:: Task directions ::
Go through the entries below and return every line that contains "data".

BEGIN

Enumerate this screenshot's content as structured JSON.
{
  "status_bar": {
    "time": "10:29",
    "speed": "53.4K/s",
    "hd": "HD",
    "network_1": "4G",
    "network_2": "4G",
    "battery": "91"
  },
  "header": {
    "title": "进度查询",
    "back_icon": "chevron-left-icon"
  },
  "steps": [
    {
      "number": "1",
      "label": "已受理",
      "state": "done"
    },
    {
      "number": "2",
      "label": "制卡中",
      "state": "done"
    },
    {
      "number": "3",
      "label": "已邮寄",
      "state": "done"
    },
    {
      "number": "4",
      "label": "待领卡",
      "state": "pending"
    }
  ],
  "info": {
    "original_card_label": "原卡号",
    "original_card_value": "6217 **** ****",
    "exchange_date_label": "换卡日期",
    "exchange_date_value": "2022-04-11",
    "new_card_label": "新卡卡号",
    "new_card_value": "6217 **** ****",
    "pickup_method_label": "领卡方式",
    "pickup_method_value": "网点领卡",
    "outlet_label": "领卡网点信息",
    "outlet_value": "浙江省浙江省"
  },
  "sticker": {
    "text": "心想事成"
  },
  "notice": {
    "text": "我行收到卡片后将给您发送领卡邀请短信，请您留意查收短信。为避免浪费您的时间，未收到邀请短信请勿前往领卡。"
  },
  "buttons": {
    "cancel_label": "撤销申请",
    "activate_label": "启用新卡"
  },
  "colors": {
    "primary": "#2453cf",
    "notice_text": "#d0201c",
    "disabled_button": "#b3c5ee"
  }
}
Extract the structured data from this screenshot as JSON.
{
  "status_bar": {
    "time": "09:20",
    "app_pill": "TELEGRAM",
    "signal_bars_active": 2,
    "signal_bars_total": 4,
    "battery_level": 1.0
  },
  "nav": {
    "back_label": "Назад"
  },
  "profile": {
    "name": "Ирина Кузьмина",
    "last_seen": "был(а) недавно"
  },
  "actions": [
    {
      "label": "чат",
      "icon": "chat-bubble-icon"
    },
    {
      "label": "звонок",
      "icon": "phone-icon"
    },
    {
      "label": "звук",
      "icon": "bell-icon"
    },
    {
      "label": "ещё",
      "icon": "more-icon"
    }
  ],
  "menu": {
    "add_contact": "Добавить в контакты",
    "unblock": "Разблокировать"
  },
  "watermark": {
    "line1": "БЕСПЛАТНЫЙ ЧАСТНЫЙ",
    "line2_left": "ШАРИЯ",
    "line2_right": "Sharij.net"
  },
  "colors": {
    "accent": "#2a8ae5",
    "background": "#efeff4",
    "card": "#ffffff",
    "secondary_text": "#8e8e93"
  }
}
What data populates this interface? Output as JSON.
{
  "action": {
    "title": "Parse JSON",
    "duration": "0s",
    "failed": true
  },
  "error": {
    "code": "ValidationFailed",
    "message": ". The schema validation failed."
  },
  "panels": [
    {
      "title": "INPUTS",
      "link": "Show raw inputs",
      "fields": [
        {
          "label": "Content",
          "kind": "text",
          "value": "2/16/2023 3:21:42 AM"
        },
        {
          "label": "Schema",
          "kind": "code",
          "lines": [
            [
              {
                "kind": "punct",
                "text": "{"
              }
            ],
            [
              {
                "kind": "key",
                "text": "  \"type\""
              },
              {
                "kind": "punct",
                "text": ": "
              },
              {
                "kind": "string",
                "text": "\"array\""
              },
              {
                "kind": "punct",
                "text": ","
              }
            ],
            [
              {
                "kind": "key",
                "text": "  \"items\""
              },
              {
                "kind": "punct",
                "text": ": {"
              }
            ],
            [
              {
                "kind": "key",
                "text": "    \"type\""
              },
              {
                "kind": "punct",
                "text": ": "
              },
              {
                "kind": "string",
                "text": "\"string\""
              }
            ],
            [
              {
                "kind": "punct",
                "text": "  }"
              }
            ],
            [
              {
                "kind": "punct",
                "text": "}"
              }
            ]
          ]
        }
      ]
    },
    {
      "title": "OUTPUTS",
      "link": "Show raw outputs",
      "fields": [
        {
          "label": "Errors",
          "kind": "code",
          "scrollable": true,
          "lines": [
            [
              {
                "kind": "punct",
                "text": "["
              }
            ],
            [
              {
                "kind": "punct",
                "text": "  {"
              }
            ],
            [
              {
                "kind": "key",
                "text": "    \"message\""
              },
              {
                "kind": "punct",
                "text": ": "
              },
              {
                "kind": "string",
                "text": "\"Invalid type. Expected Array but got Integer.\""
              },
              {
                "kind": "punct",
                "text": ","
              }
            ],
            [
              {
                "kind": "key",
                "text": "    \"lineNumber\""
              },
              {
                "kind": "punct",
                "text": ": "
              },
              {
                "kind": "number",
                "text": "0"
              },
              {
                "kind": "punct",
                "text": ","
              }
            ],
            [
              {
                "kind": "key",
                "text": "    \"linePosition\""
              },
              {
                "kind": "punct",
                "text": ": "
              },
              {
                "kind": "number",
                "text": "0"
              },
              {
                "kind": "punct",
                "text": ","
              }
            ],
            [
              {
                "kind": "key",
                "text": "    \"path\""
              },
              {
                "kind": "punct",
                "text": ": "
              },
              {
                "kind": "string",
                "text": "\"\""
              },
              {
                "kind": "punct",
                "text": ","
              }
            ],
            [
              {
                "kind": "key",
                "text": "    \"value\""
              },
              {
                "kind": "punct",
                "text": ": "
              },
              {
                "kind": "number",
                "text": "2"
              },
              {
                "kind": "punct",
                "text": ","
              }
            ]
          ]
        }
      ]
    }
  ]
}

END

:: Solution for this task ::
Extract the structured data from this screenshot as JSON.
What data populates this interface? Output as JSON.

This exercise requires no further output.